I worked at the Naval Academy. I was at my desk when my phone rang. The screen indicated “hidden number”. It was the former president of US Soccer, Sunil Gulati. At the time, I was part of the technical commission. He said to me, “Do you want to come see the final? Tomorrow, you board Air Force Two.” My file was validated very quickly because the FBI has a file with my fingerprints, due to my work at the Naval Academy. The verifications did not take long. When we left Washington, there were people from a wide variety of backgrounds aboard the aircraft: Ms. Biden was there, as were Chelsea Clinton and other members of the State Department. What a journey ! You could use your phone, there were films projected on the big screen … But everyone slept during the crossing. I kept asking Air Force members about the plane. It was phenomenal. I was very lucky.

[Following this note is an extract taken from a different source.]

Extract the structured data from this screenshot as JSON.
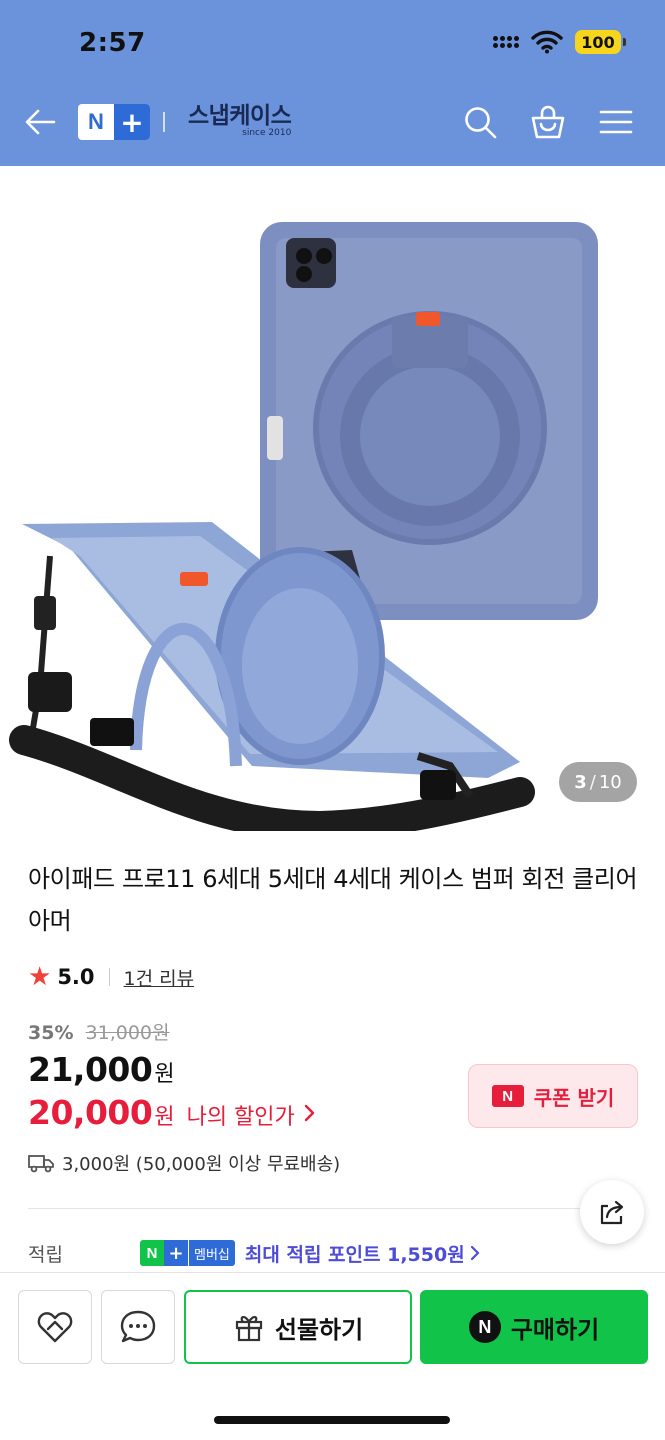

Is there an anecdote that stood out for you?
I particularly remember an event that happened just before we arrived at the stadium. Mrs. Biden said to me, “It’s weird, you make it seem like a different person.” I replied: “Obviously! We have a match!” The game was very important to me. It was a World Cup final! Unfortunately, we lost. I was very disappointed. To get back to the hotel, we were divided into three or four limousines. I was in the last one. When we got there, Mrs. Biden walked up to me and asked if we should go visit the players after such a loss. I told him: “Of course. You are the vice-president’s wife. That’s what you are here for.” We went to the players’ hotel and the atmosphere was awful. We don’t like to lose. We walked in and then Mrs. Biden and Mrs. Clinton spoke with the players.
In what areas can women’s football still develop?
I want women to continue to play at their level, to continue to be the best and to have the necessary support, including financial, to stay at this level and have a career in football. In my day, it was unthinkable. I want young girls to continue dreaming, to play with confidence and to feel accepted, to see themselves as athletes and not as female athletes, to be able to practice the sport of their choice, at the level that suits them.